Respecting the Past?
Without an explanation, the council suddenly reversed itself. The Designation Ordinance died for lack of a second following the Dec. 3 Council Hearing. No discussion. No mediation. No explanation. At the Jan. 3 council meeting, Councilman Jeff Allen brought a resolution to rescind the original Enabling Ordinance. Councilman David McLeroy seconded. Councilman Charlie Riehm offered a motion to table for 60 days to allow the commission time to work on its Rescue Plan developed at the commission's December 19 special called meeting. Riehm's motion died for lack of a second, ensuring no discussion and no mediation. The council voted 4-1 on Allen's motion to rescind the Enabling Ordinance.
The vote: YES; (Shewbert, McLeroy, Allen, Newton); NO: (Riehm)
The commission received a letter from the Community Development Director the following week saying the commission was dissolved.
"Respecting the Past; Embracing the Future" is the city's new promotional motto. A number of citizens worked very hard, giving up thousands of volunteer hours, to help respect and protect the town's history. The council spent a lot of money in support, then caved in to a few vocal special interests and voted to destroy this work, thereby leaving historic property owners and the city's unique history vulnerable to rapid-fire over-development. This means more demolitions and loss of tree canopy.
Reportedly, the Architecture Review Board (ARB) is considering taking some preservation commission training classes to try and close the gap left by the Commission's departure. While all city staff and appointed boards are invited to take preservation commission training classes, state experts do not recommend an ARB do design reviews in a historic district.
Used Car Lot Rezoning Application on Lawrenceville Street Gateway
Following on the heels of council's rejection of the two ordinances, and the 35 Williams Street demolition request, residents were alarmed to learn of a proposed rezoning for a used car lot on the Lawrenceville Street gateway before the Planning and Zoning Board February 20.

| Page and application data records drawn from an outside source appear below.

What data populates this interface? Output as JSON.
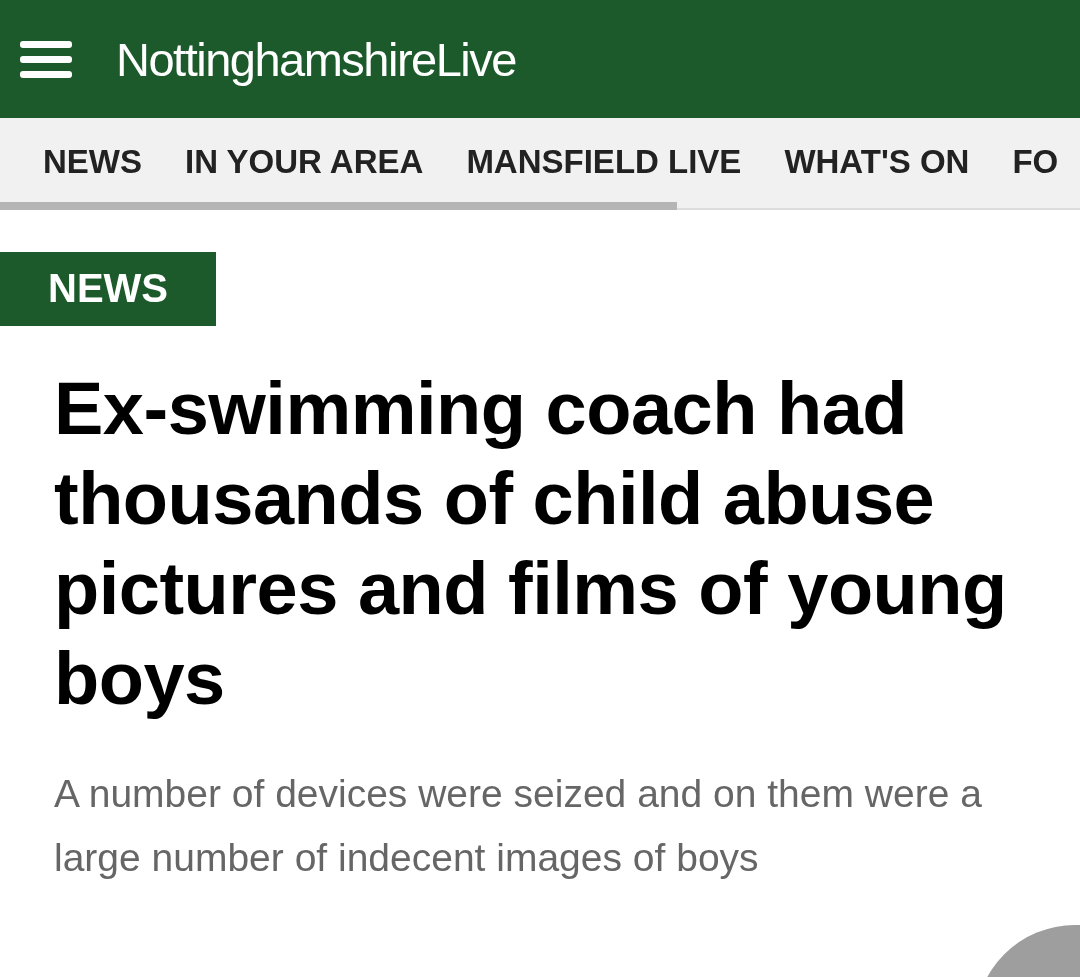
{
  "header": {
    "logo": "**Nottinghamshire**Live"
  },
  "nav": {
    "items": [
      {
        "label": "NEWS"
      },
      {
        "label": "IN YOUR AREA"
      },
      {
        "label": "MANSFIELD LIVE"
      },
      {
        "label": "WHAT'S ON"
      },
      {
        "label": "FO"
      }
    ]
  },
  "article": {
    "section_tag": "NEWS",
    "headline": "Ex-swimming coach had thousands of child abuse pictures and films of young boys",
    "standfirst": "A number of devices were seized and on them were a large number of indecent images of boys"
  }
}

We had the tools in place to say no defensively to unwanted intrusions that threaten the historic district's character. We have to hope citizens can convince the council to reconsider its position.
Instead of an open and democratic process that serves all, the city's historic future is held hostage to insider trading and backroom deals that enrich only a few at the expense of our rich history.
© 2008 Save Historic Norcross. Comments? Send e-mail to firstname.lastname@example.org. The information presented on this website taken from public sources is believed accurate but not warranted.